Package integrity and seal strength: Package integrity and seal strength limitations must be evaluated before packaging is ready for initial validation. OEMs can test the physical properties of their packaging using methods such as bubble emission, dye penetration, and seal strength. These methods achieve greater sensitivity than many microbial challenge tests.
Once necessary testing is complete, package validation should be conducted to measure the integrity of the sterile barrier system around the sterilized product after it’s been challenged. The process involves an evaluation of package stability and performance. The methods described above may be used, and the validation could also include altering the packaging configuration to test the system in a worst-case scenario.
How to Vet a Testing Partner
While new packaging standards will mean attention to detail, knowledge of the regulatory requirements, and testing, they do not mean that OEMs are on their own. It is important to partner with a highly skilled contract research organization (CRO) to ensure that testing is performed to necessary lengths and will meet all ISO and MDR requirements. That being said, not all CROs are created equally. Choose your partner based on merit and demonstrated expertise. Here are some questions that will help in the vetting process.
What are your accelerated aging capabilities? Regulators want to see that you have reliable aging results. Your CRO should perform accelerated aging tests in a variety of settings to ensure all package types and materials are compatible with the temperature being used.
Do you perform distribution/transportation testing in-house?
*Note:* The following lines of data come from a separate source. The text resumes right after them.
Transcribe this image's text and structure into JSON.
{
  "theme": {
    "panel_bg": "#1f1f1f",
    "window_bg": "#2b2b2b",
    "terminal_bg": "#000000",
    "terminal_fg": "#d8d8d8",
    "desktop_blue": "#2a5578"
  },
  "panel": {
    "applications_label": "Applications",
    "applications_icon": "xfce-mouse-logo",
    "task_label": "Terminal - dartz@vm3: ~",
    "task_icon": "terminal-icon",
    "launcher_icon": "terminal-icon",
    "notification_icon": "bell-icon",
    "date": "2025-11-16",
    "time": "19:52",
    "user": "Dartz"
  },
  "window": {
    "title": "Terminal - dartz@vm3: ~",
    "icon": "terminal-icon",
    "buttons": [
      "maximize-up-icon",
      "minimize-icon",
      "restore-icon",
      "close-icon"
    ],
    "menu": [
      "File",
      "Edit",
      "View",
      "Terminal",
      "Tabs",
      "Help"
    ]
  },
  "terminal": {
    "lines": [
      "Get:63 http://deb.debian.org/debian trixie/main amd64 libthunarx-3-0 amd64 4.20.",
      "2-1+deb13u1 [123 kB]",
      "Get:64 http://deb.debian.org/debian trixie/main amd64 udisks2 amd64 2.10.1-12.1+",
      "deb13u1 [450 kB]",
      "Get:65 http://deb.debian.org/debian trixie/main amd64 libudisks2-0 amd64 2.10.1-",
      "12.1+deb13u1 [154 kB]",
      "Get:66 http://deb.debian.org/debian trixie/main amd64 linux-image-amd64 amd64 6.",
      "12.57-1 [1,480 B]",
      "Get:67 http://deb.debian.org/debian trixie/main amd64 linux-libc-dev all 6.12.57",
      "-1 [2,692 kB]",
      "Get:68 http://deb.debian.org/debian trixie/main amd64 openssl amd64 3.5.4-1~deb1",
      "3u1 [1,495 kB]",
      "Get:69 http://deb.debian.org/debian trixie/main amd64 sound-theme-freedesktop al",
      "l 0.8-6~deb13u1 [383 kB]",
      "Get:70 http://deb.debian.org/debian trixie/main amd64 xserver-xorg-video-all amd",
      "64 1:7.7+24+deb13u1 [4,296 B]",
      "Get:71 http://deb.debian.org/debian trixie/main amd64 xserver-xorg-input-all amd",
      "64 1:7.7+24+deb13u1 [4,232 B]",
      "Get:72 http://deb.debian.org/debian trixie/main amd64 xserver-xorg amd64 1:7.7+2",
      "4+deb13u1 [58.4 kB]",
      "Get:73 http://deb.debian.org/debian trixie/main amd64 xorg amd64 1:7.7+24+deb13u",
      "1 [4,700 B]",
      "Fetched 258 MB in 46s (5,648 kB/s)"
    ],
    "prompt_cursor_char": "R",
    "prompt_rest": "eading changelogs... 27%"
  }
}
In-house testing is preferred to mitigate additional handling and hazards associated with the distribution environment. If a CRO outsources this step, it leaves room for error.
Does your organization do environmental conditioning? Environmental conditioning testing exposes packages to freezing temperatures, tropical wet climates, and tropical dry climates for impact assessment. This data helps support a package system’s ability to withstand various worst-case scenarios. Not all CROs have this capability, but if they do, it may speak to the expertise of their staff and analytical methods.
Approach a CRO with as much information as possible so that they can provide optimal guidance. Come with details on materials, dimensions, package types, etc. It is also important to let them know what is housed inside of the sterile barrier system. If a product is fragile, testing will need to take that into account. Access to preexisting data that supports the safety of the device may be useful in preparing the shelf-life and aging studies. Also, think about distribution — are you looking for a full package or partial validation? If you’re unsure, ask your CRO what they recommend given your product and testing needs.
As is the case with all regulatory challenges, success will be difficult to achieve if you cut corners. Integrity testing and package validations are critical to ensure your design history files and regulatory submissions are in compliance with the latest standards. The only way to avoid cost overruns, wasted resources, and retesting is to start now. Prioritize selecting a trustworthy partner and providing them with all of the information they need. There is no “easy” button when it comes to achieving regulatory approval, but these recommendations will get you started down the right path.
This article was written by Britt Jones, Manager of Package Testing Services for Devices, Biologics, and Combination Products at WuXi AppTec. He serves on the ASTM Committee on Packaging (ASTM D-10). He can be reached at